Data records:
Content starts

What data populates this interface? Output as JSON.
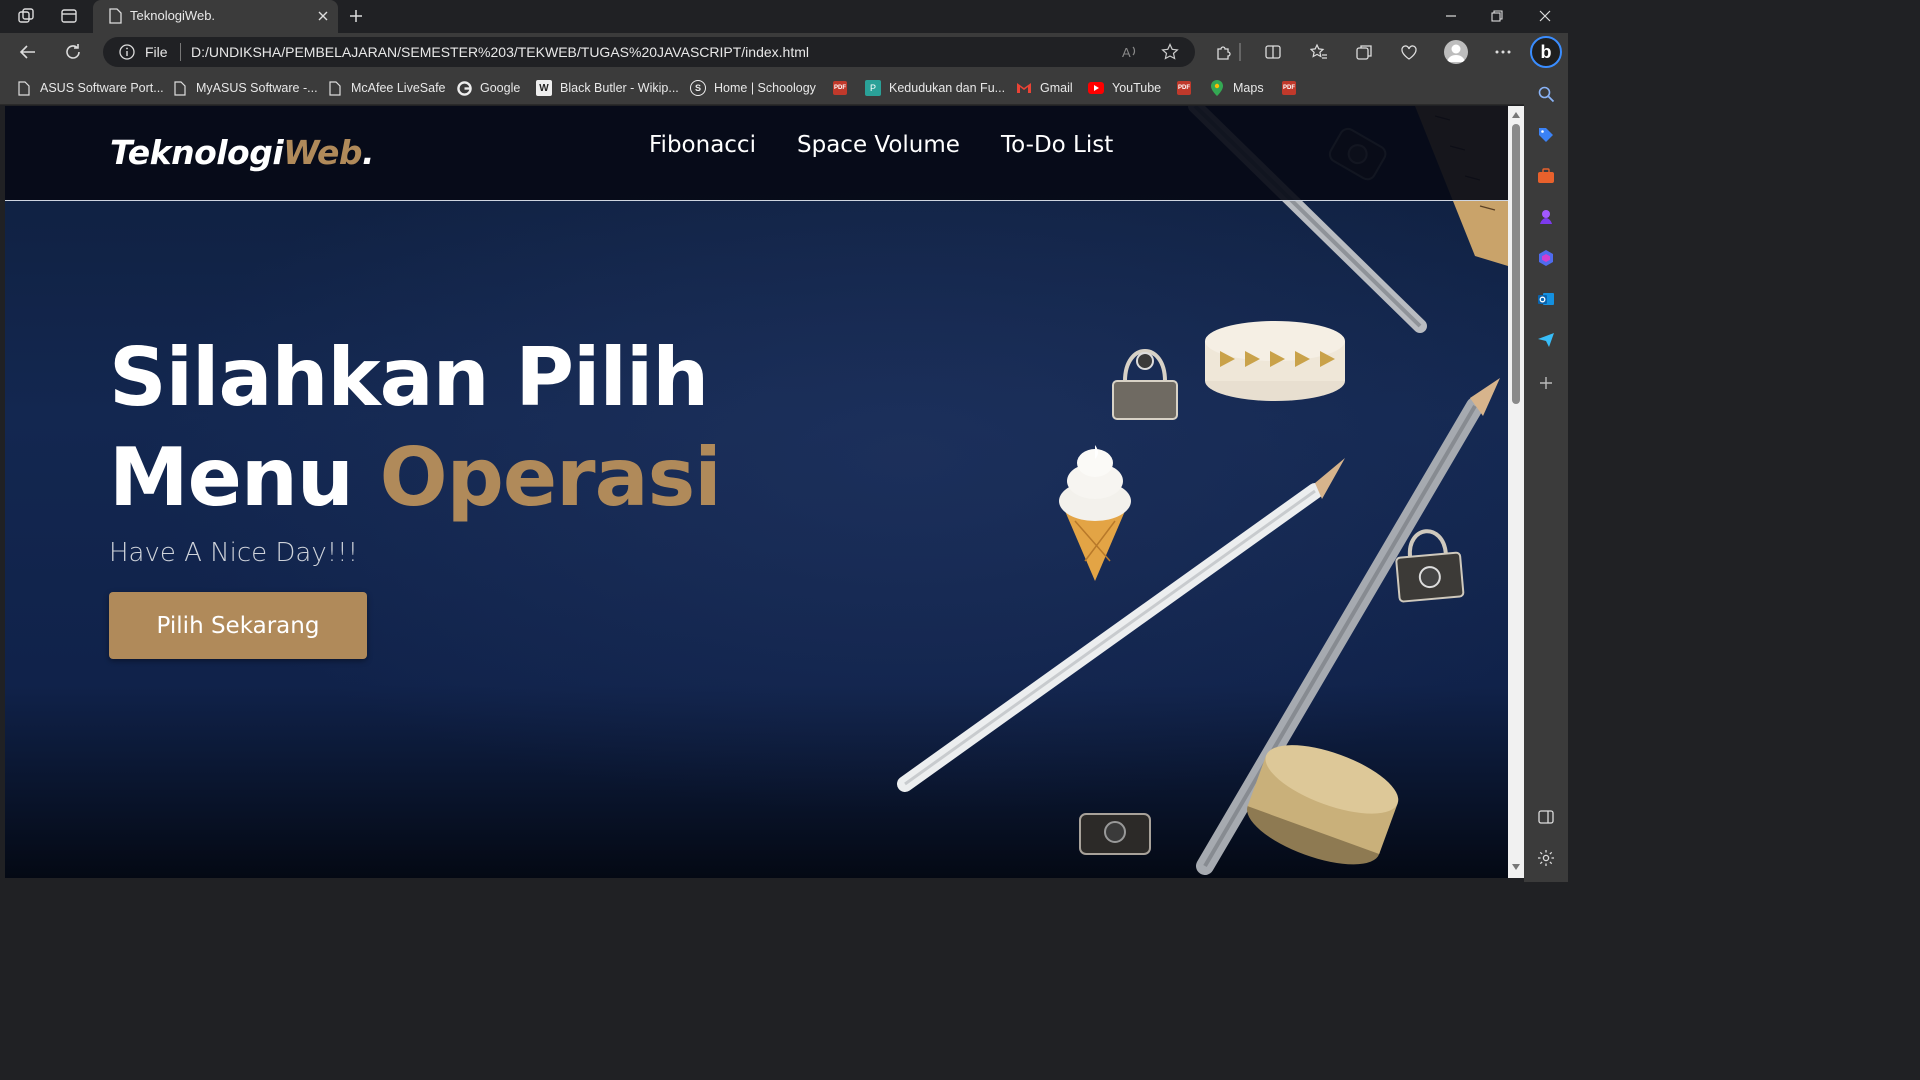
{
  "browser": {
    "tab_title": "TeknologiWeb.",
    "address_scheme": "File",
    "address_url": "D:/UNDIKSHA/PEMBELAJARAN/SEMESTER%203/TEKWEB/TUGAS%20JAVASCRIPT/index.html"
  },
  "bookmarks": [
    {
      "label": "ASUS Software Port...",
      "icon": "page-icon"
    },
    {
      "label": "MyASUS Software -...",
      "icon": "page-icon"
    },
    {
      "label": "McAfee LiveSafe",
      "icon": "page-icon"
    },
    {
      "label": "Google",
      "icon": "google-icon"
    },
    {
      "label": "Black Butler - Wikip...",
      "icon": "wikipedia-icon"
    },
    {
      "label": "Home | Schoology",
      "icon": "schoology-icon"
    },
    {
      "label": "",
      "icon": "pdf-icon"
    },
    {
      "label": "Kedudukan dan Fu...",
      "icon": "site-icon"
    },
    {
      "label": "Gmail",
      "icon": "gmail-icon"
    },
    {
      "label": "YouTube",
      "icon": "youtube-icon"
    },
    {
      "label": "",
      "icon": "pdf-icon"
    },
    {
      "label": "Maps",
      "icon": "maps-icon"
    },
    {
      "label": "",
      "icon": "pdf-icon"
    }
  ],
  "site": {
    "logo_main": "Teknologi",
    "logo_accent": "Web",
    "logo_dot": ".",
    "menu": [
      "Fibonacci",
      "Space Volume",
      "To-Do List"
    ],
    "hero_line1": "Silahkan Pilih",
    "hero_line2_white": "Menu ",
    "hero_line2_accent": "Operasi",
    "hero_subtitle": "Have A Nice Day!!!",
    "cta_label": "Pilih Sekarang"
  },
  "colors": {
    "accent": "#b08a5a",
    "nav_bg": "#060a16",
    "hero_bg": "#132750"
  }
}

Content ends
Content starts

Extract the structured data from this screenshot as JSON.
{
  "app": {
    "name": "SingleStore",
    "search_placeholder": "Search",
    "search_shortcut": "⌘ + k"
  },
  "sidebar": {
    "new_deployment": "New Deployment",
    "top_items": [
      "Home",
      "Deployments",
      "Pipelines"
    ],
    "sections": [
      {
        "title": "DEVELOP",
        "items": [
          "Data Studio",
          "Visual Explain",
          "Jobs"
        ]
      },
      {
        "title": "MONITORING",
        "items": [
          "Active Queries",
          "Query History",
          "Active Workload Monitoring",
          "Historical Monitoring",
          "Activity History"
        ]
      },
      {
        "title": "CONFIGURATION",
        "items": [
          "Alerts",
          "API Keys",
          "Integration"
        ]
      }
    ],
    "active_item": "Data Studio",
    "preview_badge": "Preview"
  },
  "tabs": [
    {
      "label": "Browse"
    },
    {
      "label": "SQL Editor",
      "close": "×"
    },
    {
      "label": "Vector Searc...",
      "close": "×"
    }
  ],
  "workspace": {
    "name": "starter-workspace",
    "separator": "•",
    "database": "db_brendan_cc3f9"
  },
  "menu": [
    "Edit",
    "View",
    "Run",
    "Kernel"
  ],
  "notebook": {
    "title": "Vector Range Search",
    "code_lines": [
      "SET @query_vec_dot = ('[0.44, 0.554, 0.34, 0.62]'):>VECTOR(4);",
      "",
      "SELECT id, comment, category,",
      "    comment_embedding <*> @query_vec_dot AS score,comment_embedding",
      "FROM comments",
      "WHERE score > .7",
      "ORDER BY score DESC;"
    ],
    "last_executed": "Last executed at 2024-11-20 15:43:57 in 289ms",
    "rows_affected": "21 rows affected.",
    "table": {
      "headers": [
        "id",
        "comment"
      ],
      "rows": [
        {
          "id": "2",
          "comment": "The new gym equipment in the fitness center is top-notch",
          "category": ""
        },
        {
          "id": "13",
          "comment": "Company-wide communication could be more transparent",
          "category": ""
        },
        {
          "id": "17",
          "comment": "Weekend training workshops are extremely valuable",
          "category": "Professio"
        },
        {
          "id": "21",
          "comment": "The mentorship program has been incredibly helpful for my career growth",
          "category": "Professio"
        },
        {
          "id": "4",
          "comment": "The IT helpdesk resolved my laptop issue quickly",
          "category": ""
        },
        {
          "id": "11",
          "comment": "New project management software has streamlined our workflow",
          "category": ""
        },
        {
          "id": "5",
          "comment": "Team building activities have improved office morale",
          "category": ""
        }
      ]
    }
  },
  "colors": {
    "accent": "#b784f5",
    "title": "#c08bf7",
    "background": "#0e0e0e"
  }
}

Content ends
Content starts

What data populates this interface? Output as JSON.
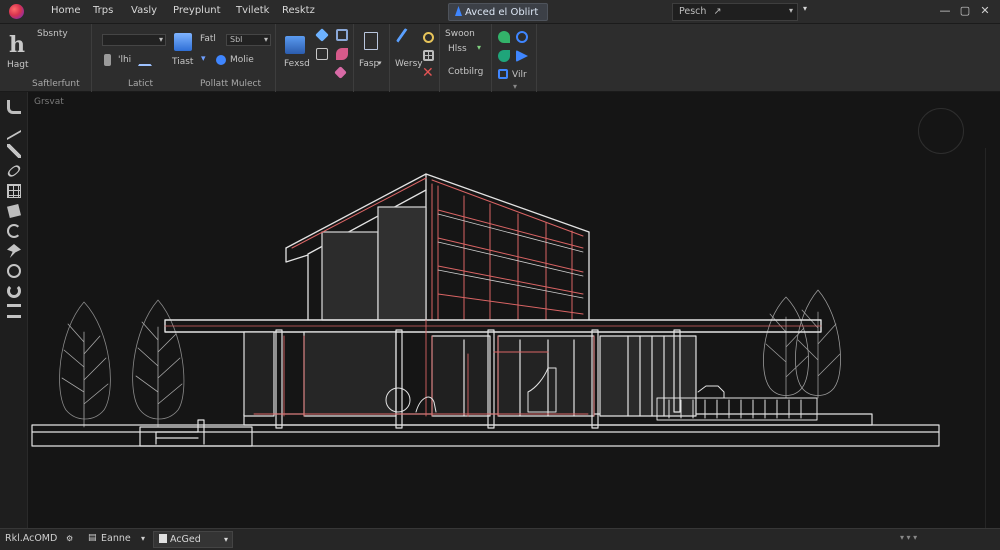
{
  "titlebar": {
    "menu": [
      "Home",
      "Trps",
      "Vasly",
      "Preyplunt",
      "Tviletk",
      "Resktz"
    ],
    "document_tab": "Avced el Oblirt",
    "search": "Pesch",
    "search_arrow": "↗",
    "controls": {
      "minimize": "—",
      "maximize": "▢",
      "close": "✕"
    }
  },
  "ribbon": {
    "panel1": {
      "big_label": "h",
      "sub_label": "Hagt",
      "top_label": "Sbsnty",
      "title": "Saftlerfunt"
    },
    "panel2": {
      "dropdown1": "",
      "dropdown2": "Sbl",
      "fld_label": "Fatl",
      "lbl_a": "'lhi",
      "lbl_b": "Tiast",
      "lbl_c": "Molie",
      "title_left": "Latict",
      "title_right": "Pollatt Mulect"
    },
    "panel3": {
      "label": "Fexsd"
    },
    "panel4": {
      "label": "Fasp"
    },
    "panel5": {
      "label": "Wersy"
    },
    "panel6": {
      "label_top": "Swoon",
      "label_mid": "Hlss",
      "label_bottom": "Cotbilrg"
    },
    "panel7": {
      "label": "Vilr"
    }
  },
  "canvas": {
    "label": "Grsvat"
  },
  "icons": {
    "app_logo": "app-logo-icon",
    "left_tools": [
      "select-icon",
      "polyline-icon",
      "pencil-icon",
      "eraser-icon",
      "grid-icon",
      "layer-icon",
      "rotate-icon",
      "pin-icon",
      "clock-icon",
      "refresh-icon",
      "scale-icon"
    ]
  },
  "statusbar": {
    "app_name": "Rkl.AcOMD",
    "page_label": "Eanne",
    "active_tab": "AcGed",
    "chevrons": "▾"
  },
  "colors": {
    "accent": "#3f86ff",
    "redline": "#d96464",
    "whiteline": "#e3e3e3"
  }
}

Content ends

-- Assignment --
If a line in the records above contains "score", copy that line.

-- Solution below --
      "    comment_embedding <*> @query_vec_dot AS score,comment_embedding",
      "WHERE score > .7",
      "ORDER BY score DESC;"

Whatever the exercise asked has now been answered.